**WORK TO COMPLETE**
Select every line containing the word "likes" from the material, and copy those lines.

==== INPUT ====

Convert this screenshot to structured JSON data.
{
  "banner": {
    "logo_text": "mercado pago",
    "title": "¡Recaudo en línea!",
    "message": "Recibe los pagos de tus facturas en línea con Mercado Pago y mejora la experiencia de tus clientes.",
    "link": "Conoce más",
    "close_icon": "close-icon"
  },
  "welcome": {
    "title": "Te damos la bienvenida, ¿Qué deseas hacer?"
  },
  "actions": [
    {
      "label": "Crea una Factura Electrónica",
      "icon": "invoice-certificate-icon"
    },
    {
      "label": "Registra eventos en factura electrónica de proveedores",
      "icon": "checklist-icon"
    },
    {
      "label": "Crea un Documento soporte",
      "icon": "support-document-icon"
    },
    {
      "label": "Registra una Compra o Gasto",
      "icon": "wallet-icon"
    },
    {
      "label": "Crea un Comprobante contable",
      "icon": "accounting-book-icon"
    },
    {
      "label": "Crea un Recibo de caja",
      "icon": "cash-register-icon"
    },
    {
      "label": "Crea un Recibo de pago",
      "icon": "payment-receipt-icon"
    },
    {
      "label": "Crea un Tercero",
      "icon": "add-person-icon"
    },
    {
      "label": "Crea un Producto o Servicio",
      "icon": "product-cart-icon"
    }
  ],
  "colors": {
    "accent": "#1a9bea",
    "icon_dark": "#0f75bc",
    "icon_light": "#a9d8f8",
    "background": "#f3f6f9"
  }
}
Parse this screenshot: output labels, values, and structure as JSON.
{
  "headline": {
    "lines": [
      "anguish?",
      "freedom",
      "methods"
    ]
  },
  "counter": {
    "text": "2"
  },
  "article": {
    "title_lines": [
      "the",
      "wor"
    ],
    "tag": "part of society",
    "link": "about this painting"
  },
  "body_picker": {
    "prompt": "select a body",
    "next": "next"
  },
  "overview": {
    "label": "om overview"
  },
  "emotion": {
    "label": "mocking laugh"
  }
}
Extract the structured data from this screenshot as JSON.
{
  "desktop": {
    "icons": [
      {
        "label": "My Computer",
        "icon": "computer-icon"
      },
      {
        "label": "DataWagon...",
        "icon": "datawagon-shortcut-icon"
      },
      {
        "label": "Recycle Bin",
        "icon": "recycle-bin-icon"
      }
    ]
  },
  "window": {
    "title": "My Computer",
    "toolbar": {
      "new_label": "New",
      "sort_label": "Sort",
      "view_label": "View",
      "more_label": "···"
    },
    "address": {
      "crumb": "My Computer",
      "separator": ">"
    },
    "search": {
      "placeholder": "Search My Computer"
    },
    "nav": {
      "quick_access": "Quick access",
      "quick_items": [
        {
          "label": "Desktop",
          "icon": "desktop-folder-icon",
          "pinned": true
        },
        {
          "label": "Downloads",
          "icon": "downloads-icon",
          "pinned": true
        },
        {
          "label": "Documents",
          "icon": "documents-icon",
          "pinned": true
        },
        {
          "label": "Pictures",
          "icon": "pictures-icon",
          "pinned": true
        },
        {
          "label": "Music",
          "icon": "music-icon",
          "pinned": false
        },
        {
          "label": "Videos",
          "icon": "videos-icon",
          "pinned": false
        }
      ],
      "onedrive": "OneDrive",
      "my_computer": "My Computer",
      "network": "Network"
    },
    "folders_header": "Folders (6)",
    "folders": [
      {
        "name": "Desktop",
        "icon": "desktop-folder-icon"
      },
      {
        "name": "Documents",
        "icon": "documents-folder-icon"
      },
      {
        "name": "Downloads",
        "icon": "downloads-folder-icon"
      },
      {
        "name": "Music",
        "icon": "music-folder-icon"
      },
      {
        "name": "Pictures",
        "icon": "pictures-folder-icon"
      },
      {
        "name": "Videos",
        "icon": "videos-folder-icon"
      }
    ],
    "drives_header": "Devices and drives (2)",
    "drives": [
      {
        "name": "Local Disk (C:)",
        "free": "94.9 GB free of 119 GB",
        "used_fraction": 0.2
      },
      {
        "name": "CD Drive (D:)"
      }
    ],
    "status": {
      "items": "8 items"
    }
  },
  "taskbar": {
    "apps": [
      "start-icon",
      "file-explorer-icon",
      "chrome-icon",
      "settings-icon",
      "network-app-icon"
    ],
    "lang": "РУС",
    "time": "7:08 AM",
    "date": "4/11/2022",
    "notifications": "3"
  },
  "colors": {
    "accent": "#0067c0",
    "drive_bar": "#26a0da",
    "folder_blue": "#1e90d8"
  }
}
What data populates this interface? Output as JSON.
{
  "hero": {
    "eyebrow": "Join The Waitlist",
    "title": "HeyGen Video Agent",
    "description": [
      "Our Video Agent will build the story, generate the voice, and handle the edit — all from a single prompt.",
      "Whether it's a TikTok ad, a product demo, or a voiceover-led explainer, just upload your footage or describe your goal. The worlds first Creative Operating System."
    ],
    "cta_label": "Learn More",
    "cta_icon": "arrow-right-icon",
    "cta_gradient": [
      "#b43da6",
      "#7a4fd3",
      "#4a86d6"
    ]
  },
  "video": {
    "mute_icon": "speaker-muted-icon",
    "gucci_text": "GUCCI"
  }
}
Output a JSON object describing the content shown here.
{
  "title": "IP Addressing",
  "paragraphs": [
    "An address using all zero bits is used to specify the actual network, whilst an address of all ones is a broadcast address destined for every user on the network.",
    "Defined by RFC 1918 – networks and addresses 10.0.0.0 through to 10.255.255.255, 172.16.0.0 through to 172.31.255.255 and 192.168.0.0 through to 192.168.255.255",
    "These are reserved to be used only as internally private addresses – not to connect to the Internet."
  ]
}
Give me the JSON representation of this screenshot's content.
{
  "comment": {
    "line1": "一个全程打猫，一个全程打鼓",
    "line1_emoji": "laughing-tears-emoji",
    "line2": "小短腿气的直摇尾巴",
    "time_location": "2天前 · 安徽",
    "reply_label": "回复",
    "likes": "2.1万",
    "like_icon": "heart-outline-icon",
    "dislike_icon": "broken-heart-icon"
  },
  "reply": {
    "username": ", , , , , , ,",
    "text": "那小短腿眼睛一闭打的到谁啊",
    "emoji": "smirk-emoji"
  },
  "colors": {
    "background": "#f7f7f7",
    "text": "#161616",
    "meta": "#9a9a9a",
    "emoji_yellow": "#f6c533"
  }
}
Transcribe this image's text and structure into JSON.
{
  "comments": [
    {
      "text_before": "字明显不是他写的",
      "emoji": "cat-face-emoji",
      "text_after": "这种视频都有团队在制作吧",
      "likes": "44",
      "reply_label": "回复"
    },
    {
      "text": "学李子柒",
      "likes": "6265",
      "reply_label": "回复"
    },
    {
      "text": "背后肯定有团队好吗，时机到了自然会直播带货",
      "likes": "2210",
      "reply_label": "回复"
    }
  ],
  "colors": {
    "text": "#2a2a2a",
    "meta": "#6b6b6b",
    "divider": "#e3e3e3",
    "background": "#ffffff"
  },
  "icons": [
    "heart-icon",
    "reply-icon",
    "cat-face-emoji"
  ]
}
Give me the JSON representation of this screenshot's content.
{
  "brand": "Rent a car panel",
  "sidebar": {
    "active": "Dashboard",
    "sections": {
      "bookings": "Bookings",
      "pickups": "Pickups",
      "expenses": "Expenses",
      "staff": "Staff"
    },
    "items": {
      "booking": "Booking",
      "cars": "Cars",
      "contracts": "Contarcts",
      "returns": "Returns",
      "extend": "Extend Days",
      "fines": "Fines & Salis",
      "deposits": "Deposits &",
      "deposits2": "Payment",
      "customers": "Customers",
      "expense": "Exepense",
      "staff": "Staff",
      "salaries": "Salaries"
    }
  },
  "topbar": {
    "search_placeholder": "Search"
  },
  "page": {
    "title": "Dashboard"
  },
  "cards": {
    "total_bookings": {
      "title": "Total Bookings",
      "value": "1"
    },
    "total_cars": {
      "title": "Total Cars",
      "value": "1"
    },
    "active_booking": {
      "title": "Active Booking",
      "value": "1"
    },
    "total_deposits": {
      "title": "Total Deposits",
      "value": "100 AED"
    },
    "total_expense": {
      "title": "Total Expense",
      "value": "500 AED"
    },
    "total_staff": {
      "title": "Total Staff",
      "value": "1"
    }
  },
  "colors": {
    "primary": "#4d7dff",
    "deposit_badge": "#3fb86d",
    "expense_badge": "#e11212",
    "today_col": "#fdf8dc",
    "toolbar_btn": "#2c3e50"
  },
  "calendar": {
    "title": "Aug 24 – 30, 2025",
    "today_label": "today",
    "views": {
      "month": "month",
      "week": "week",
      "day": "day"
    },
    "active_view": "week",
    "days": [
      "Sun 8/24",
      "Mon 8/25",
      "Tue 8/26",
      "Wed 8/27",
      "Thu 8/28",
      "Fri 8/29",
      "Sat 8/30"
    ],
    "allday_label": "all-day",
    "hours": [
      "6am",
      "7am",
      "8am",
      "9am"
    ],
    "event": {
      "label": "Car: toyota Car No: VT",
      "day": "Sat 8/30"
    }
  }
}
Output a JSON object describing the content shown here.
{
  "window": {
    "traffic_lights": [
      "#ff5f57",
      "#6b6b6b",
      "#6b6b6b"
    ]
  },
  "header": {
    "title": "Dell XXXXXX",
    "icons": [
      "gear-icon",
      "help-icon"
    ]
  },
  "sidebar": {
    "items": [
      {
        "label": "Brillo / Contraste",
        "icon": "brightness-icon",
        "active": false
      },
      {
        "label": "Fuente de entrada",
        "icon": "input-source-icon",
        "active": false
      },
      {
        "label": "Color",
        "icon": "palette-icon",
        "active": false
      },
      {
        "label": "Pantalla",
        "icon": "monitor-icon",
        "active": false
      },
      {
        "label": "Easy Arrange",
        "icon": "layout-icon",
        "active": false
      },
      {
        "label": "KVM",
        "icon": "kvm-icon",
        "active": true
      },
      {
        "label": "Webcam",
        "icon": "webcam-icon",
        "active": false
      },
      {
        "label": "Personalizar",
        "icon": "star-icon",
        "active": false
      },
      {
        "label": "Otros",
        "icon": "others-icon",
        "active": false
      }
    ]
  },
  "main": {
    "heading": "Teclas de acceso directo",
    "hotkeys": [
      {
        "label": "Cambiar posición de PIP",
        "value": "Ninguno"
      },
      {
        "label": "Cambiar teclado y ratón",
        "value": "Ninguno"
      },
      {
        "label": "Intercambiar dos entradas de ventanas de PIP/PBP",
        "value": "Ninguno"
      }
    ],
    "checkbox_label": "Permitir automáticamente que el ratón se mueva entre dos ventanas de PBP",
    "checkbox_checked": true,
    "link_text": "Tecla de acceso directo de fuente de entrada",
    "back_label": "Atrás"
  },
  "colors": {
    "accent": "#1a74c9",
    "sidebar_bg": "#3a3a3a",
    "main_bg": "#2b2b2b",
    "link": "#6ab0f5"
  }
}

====

**ANSWER FOR THIS EXERCISE**
    "likes": "2.1万",
      "likes": "44",
      "likes": "6265",
      "likes": "2210",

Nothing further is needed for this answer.